WHAT TO PRODUCE —
What you return must match the entries exactly, except that the pictures are gone.

Dataset rows for apps and sites

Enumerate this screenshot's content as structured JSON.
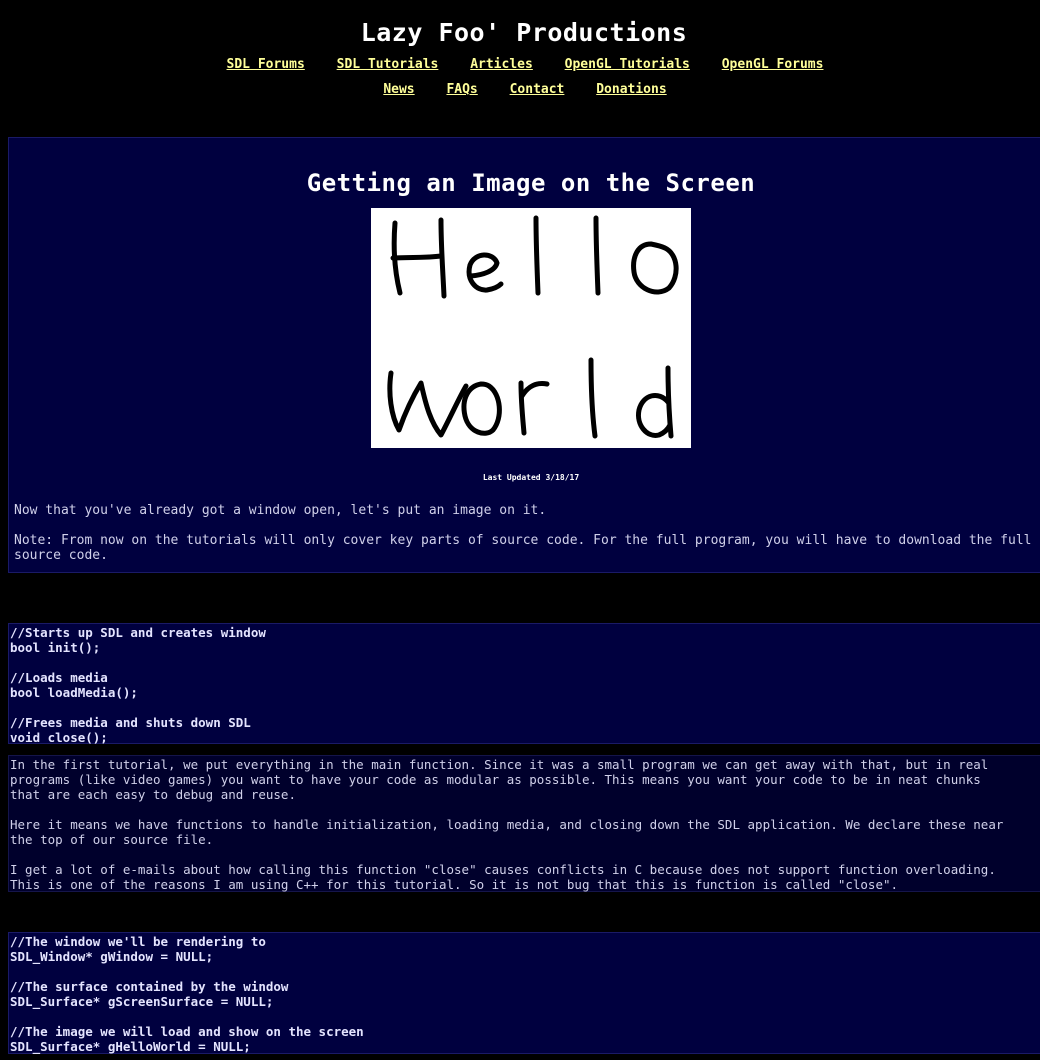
{
  "header": {
    "site_title": "Lazy Foo' Productions",
    "nav_row1": [
      "SDL Forums",
      "SDL Tutorials",
      "Articles",
      "OpenGL Tutorials",
      "OpenGL Forums"
    ],
    "nav_row2": [
      "News",
      "FAQs",
      "Contact",
      "Donations"
    ]
  },
  "intro": {
    "title": "Getting an Image on the Screen",
    "image_alt_text": "Hello World",
    "last_updated": "Last Updated 3/18/17",
    "para1": "Now that you've already got a window open, let's put an image on it.",
    "para2_line1": "Note: From now on the tutorials will only cover key parts of source code. For the full program, you will have to download the full",
    "para2_line2": "source code."
  },
  "code1": [
    "//Starts up SDL and creates window",
    "bool init();",
    "//Loads media",
    "bool loadMedia();",
    "//Frees media and shuts down SDL",
    "void close();"
  ],
  "explain1": [
    "In the first tutorial, we put everything in the main function. Since it was a small program we can get away with that, but in real",
    "programs (like video games) you want to have your code as modular as possible. This means you want your code to be in neat chunks",
    "that are each easy to debug and reuse.",
    "Here it means we have functions to handle initialization, loading media, and closing down the SDL application. We declare these near",
    "the top of our source file.",
    "I get a lot of e-mails about how calling this function \"close\" causes conflicts in C because does not support function overloading.",
    "This is one of the reasons I am using C++ for this tutorial. So it is not bug that this is function is called \"close\"."
  ],
  "code2": [
    "//The window we'll be rendering to",
    "SDL_Window* gWindow = NULL;",
    "//The surface contained by the window",
    "SDL_Surface* gScreenSurface = NULL;",
    "//The image we will load and show on the screen",
    "SDL_Surface* gHelloWorld = NULL;"
  ]
}
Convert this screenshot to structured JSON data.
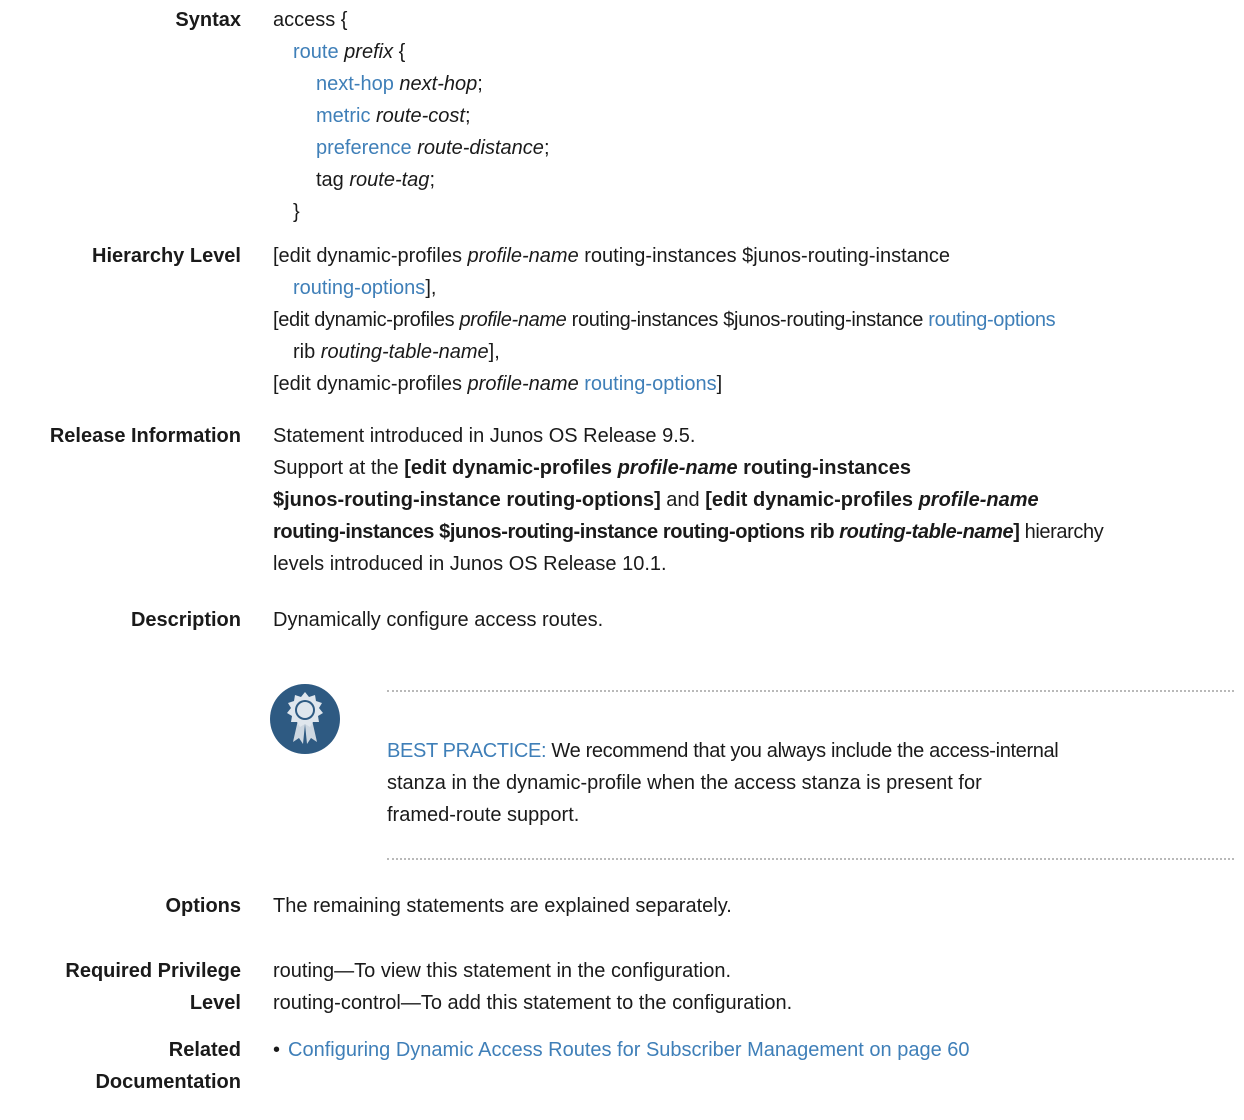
{
  "syntax": {
    "label": "Syntax",
    "access": "access {",
    "route": "route",
    "prefix": "prefix",
    "open_brace": " {",
    "next_hop_kw": "next-hop",
    "next_hop_val": "next-hop",
    "metric_kw": "metric",
    "metric_val": "route-cost",
    "preference_kw": "preference",
    "preference_val": "route-distance",
    "tag_kw": "tag",
    "tag_val": "route-tag",
    "semicolon": ";",
    "close_brace": "}"
  },
  "hierarchy": {
    "label": "Hierarchy Level",
    "l1_a": "[edit dynamic-profiles ",
    "profile_name": "profile-name",
    "l1_b": " routing-instances $junos-routing-instance",
    "routing_options": "routing-options",
    "l2_end": "],",
    "l3_a": "[edit dynamic-profiles ",
    "l3_b": " routing-instances $junos-routing-instance ",
    "l4_a": "rib ",
    "routing_table_name": "routing-table-name",
    "l4_end": "],",
    "l5_a": "[edit dynamic-profiles ",
    "l5_b": " ",
    "l5_end": "]"
  },
  "release": {
    "label": "Release Information",
    "line1": "Statement introduced in Junos OS Release 9.5.",
    "l2_a": "Support at the ",
    "l2_b": "[edit dynamic-profiles ",
    "profile_name": "profile-name",
    "l2_c": " routing-instances",
    "l3_a": "$junos-routing-instance routing-options]",
    "l3_b": " and ",
    "l3_c": "[edit dynamic-profiles ",
    "l4_a": "routing-instances $junos-routing-instance routing-options rib ",
    "routing_table_name": "routing-table-name",
    "l4_b": "]",
    "l4_c": " hierarchy",
    "line5": "levels introduced in Junos OS Release 10.1."
  },
  "description": {
    "label": "Description",
    "text": "Dynamically configure access routes."
  },
  "best_practice": {
    "heading": "BEST PRACTICE:",
    "t1": " We recommend that you always include the ",
    "access_internal": "access-internal",
    "t2": "stanza in the dynamic-profile when the ",
    "access": "access",
    "t3": " stanza is present for",
    "t4": "framed-route support.",
    "icon": "best-practice-ribbon-icon",
    "icon_color": "#2e5a82"
  },
  "options": {
    "label": "Options",
    "text": "The remaining statements are explained separately."
  },
  "privilege": {
    "label_1": "Required Privilege",
    "label_2": "Level",
    "line1": "routing—To view this statement in the configuration.",
    "line2": "routing-control—To add this statement to the configuration."
  },
  "related": {
    "label_1": "Related",
    "label_2": "Documentation",
    "bullet": "•",
    "link": "Configuring Dynamic Access Routes for Subscriber Management on page 60"
  },
  "colors": {
    "link": "#3f7fb8",
    "text": "#1a1a1a",
    "divider": "#b9b9b9"
  }
}
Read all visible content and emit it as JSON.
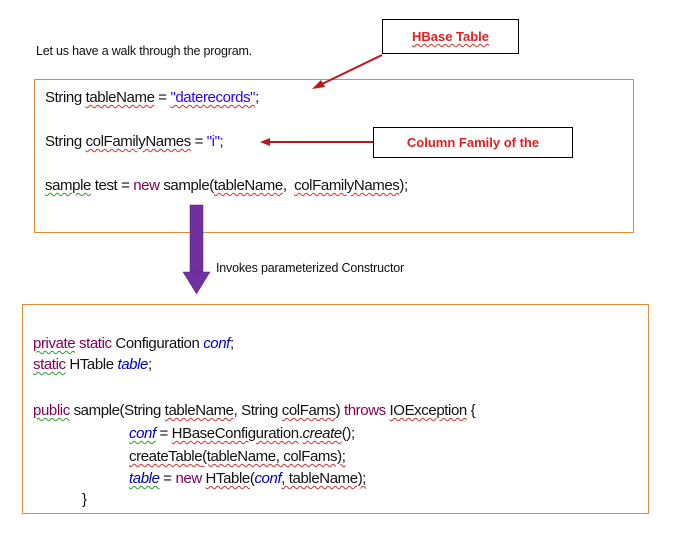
{
  "intro_text": "Let us have a walk through the program.",
  "callouts": {
    "hbase_table": "HBase Table",
    "column_family": "Column Family of the"
  },
  "snippet1": {
    "line1": {
      "type": "String",
      "var": "tableName",
      "eq": " = ",
      "value": "\"daterecords\"",
      "end": ";"
    },
    "line2": {
      "type": "String",
      "var": "colFamilyNames",
      "eq": " = ",
      "value": "\"i\"",
      "end": ";"
    },
    "line3": {
      "cls": "sample",
      "rest1": " test = ",
      "kw_new": "new",
      "call": " sample(",
      "arg1": "tableName",
      "sep": ",  ",
      "arg2": "colFamilyNames",
      "end": ");"
    }
  },
  "arrow_note": "Invokes parameterized Constructor",
  "snippet2": {
    "l1": {
      "kw1": "private",
      "kw2": " static",
      "type": " Configuration ",
      "field": "conf",
      "end": ";"
    },
    "l2": {
      "kw": "static",
      "type": " HTable ",
      "field": "table",
      "end": ";"
    },
    "l3": {
      "kw": "public",
      "sig1": " sample(String ",
      "p1": "tableName",
      "sig2": ", String ",
      "p2": "colFams",
      "sig3": ") ",
      "kw_throws": "throws",
      "sp": " ",
      "exc": "IOException",
      "end": " {"
    },
    "l4": {
      "field": "conf",
      "eq": " = ",
      "cls": "HBaseConfiguration",
      "dot": ".",
      "method": "create",
      "end": "();"
    },
    "l5": {
      "call": "createTable",
      "args": "(tableName, colFams);"
    },
    "l6": {
      "field": "table",
      "eq": " = ",
      "kw_new": "new",
      "sp": " ",
      "cls": "HTable",
      "open": "(",
      "arg1": "conf",
      "rest": ", tableName);"
    },
    "l7": "}"
  },
  "colors": {
    "box_border": "#e08a3c",
    "callout_text": "#e02020",
    "arrow_red": "#c0141c",
    "arrow_purple": "#7030a0",
    "keyword": "#7f0055",
    "string": "#2a00ff",
    "field": "#0000c0"
  }
}
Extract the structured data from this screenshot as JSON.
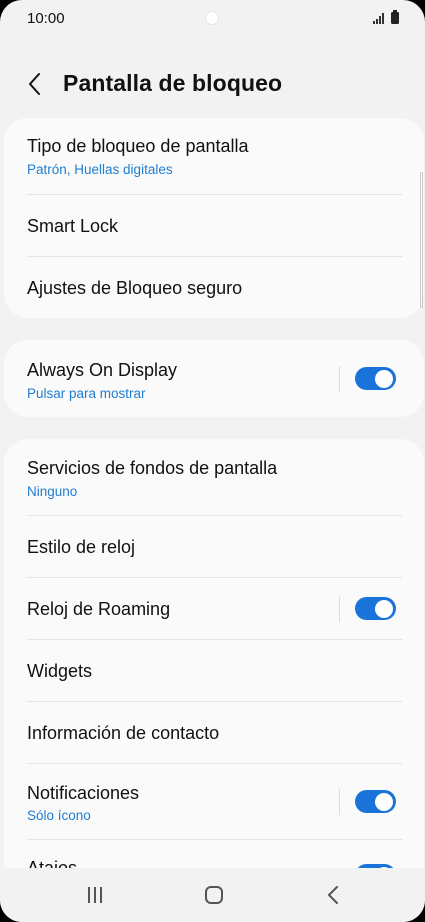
{
  "status_bar": {
    "time": "10:00",
    "icons": [
      "camera-hole",
      "signal-icon",
      "battery-icon"
    ]
  },
  "header": {
    "back_icon": "chevron-left-icon",
    "title": "Pantalla de bloqueo"
  },
  "accent_color": "#1a73d9",
  "subtitle_color": "#1f7dcf",
  "card1": {
    "items": [
      {
        "title": "Tipo de bloqueo de pantalla",
        "subtitle": "Patrón, Huellas digitales"
      },
      {
        "title": "Smart Lock"
      },
      {
        "title": "Ajustes de Bloqueo seguro"
      }
    ]
  },
  "card2": {
    "items": [
      {
        "title": "Always On Display",
        "subtitle": "Pulsar para mostrar",
        "toggle": true
      }
    ]
  },
  "card3": {
    "items": [
      {
        "title": "Servicios de fondos de pantalla",
        "subtitle": "Ninguno"
      },
      {
        "title": "Estilo de reloj"
      },
      {
        "title": "Reloj de Roaming",
        "toggle": true
      },
      {
        "title": "Widgets"
      },
      {
        "title": "Información de contacto"
      },
      {
        "title": "Notificaciones",
        "subtitle": "Sólo ícono",
        "toggle": true
      },
      {
        "title": "Atajos",
        "toggle": true
      }
    ]
  },
  "nav_bar": {
    "icons": [
      "recents-icon",
      "home-icon",
      "back-icon"
    ]
  }
}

YOUR SOLUTION —
Enumerate this screenshot's content as structured JSON.
{
  "header": {
    "site_title": "Lazy Foo' Productions",
    "nav_row1": [
      "SDL Forums",
      "SDL Tutorials",
      "Articles",
      "OpenGL Tutorials",
      "OpenGL Forums"
    ],
    "nav_row2": [
      "News",
      "FAQs",
      "Contact",
      "Donations"
    ]
  },
  "intro": {
    "title": "Getting an Image on the Screen",
    "image_alt_text": "Hello World",
    "last_updated": "Last Updated 3/18/17",
    "para1": "Now that you've already got a window open, let's put an image on it.",
    "para2_line1": "Note: From now on the tutorials will only cover key parts of source code. For the full program, you will have to download the full",
    "para2_line2": "source code."
  },
  "code1": [
    "//Starts up SDL and creates window",
    "bool init();",
    "//Loads media",
    "bool loadMedia();",
    "//Frees media and shuts down SDL",
    "void close();"
  ],
  "explain1": [
    "In the first tutorial, we put everything in the main function. Since it was a small program we can get away with that, but in real",
    "programs (like video games) you want to have your code as modular as possible. This means you want your code to be in neat chunks",
    "that are each easy to debug and reuse.",
    "Here it means we have functions to handle initialization, loading media, and closing down the SDL application. We declare these near",
    "the top of our source file.",
    "I get a lot of e-mails about how calling this function \"close\" causes conflicts in C because does not support function overloading.",
    "This is one of the reasons I am using C++ for this tutorial. So it is not bug that this is function is called \"close\"."
  ],
  "code2": [
    "//The window we'll be rendering to",
    "SDL_Window* gWindow = NULL;",
    "//The surface contained by the window",
    "SDL_Surface* gScreenSurface = NULL;",
    "//The image we will load and show on the screen",
    "SDL_Surface* gHelloWorld = NULL;"
  ]
}
Convert this screenshot to structured JSON data.
{
  "syntax": {
    "label": "Syntax",
    "access": "access {",
    "route": "route",
    "prefix": "prefix",
    "open_brace": " {",
    "next_hop_kw": "next-hop",
    "next_hop_val": "next-hop",
    "metric_kw": "metric",
    "metric_val": "route-cost",
    "preference_kw": "preference",
    "preference_val": "route-distance",
    "tag_kw": "tag",
    "tag_val": "route-tag",
    "semicolon": ";",
    "close_brace": "}"
  },
  "hierarchy": {
    "label": "Hierarchy Level",
    "l1_a": "[edit dynamic-profiles ",
    "profile_name": "profile-name",
    "l1_b": " routing-instances $junos-routing-instance",
    "routing_options": "routing-options",
    "l2_end": "],",
    "l3_a": "[edit dynamic-profiles ",
    "l3_b": " routing-instances $junos-routing-instance ",
    "l4_a": "rib ",
    "routing_table_name": "routing-table-name",
    "l4_end": "],",
    "l5_a": "[edit dynamic-profiles ",
    "l5_b": " ",
    "l5_end": "]"
  },
  "release": {
    "label": "Release Information",
    "line1": "Statement introduced in Junos OS Release 9.5.",
    "l2_a": "Support at the ",
    "l2_b": "[edit dynamic-profiles ",
    "profile_name": "profile-name",
    "l2_c": " routing-instances",
    "l3_a": "$junos-routing-instance routing-options]",
    "l3_b": " and ",
    "l3_c": "[edit dynamic-profiles ",
    "l4_a": "routing-instances $junos-routing-instance routing-options rib ",
    "routing_table_name": "routing-table-name",
    "l4_b": "]",
    "l4_c": " hierarchy",
    "line5": "levels introduced in Junos OS Release 10.1."
  },
  "description": {
    "label": "Description",
    "text": "Dynamically configure access routes."
  },
  "best_practice": {
    "heading": "BEST PRACTICE:",
    "t1": " We recommend that you always include the ",
    "access_internal": "access-internal",
    "t2": "stanza in the dynamic-profile when the ",
    "access": "access",
    "t3": " stanza is present for",
    "t4": "framed-route support.",
    "icon": "best-practice-ribbon-icon",
    "icon_color": "#2e5a82"
  },
  "options": {
    "label": "Options",
    "text": "The remaining statements are explained separately."
  },
  "privilege": {
    "label_1": "Required Privilege",
    "label_2": "Level",
    "line1": "routing—To view this statement in the configuration.",
    "line2": "routing-control—To add this statement to the configuration."
  },
  "related": {
    "label_1": "Related",
    "label_2": "Documentation",
    "bullet": "•",
    "link": "Configuring Dynamic Access Routes for Subscriber Management on page 60"
  },
  "colors": {
    "link": "#3f7fb8",
    "text": "#1a1a1a",
    "divider": "#b9b9b9"
  }
}
Read all visible content and emit it as JSON.
{
  "intro_text": "Let us have a walk through the program.",
  "callouts": {
    "hbase_table": "HBase Table",
    "column_family": "Column Family of the"
  },
  "snippet1": {
    "line1": {
      "type": "String",
      "var": "tableName",
      "eq": " = ",
      "value": "\"daterecords\"",
      "end": ";"
    },
    "line2": {
      "type": "String",
      "var": "colFamilyNames",
      "eq": " = ",
      "value": "\"i\"",
      "end": ";"
    },
    "line3": {
      "cls": "sample",
      "rest1": " test = ",
      "kw_new": "new",
      "call": " sample(",
      "arg1": "tableName",
      "sep": ",  ",
      "arg2": "colFamilyNames",
      "end": ");"
    }
  },
  "arrow_note": "Invokes parameterized Constructor",
  "snippet2": {
    "l1": {
      "kw1": "private",
      "kw2": " static",
      "type": " Configuration ",
      "field": "conf",
      "end": ";"
    },
    "l2": {
      "kw": "static",
      "type": " HTable ",
      "field": "table",
      "end": ";"
    },
    "l3": {
      "kw": "public",
      "sig1": " sample(String ",
      "p1": "tableName",
      "sig2": ", String ",
      "p2": "colFams",
      "sig3": ") ",
      "kw_throws": "throws",
      "sp": " ",
      "exc": "IOException",
      "end": " {"
    },
    "l4": {
      "field": "conf",
      "eq": " = ",
      "cls": "HBaseConfiguration",
      "dot": ".",
      "method": "create",
      "end": "();"
    },
    "l5": {
      "call": "createTable",
      "args": "(tableName, colFams);"
    },
    "l6": {
      "field": "table",
      "eq": " = ",
      "kw_new": "new",
      "sp": " ",
      "cls": "HTable",
      "open": "(",
      "arg1": "conf",
      "rest": ", tableName);"
    },
    "l7": "}"
  },
  "colors": {
    "box_border": "#e08a3c",
    "callout_text": "#e02020",
    "arrow_red": "#c0141c",
    "arrow_purple": "#7030a0",
    "keyword": "#7f0055",
    "string": "#2a00ff",
    "field": "#0000c0"
  }
}
Extract the structured data from this screenshot as JSON.
{
  "status_bar": {
    "time": "10:00",
    "icons": [
      "camera-hole",
      "signal-icon",
      "battery-icon"
    ]
  },
  "header": {
    "back_icon": "chevron-left-icon",
    "title": "Pantalla de bloqueo"
  },
  "accent_color": "#1a73d9",
  "subtitle_color": "#1f7dcf",
  "card1": {
    "items": [
      {
        "title": "Tipo de bloqueo de pantalla",
        "subtitle": "Patrón, Huellas digitales"
      },
      {
        "title": "Smart Lock"
      },
      {
        "title": "Ajustes de Bloqueo seguro"
      }
    ]
  },
  "card2": {
    "items": [
      {
        "title": "Always On Display",
        "subtitle": "Pulsar para mostrar",
        "toggle": true
      }
    ]
  },
  "card3": {
    "items": [
      {
        "title": "Servicios de fondos de pantalla",
        "subtitle": "Ninguno"
      },
      {
        "title": "Estilo de reloj"
      },
      {
        "title": "Reloj de Roaming",
        "toggle": true
      },
      {
        "title": "Widgets"
      },
      {
        "title": "Información de contacto"
      },
      {
        "title": "Notificaciones",
        "subtitle": "Sólo ícono",
        "toggle": true
      },
      {
        "title": "Atajos",
        "toggle": true
      }
    ]
  },
  "nav_bar": {
    "icons": [
      "recents-icon",
      "home-icon",
      "back-icon"
    ]
  }
}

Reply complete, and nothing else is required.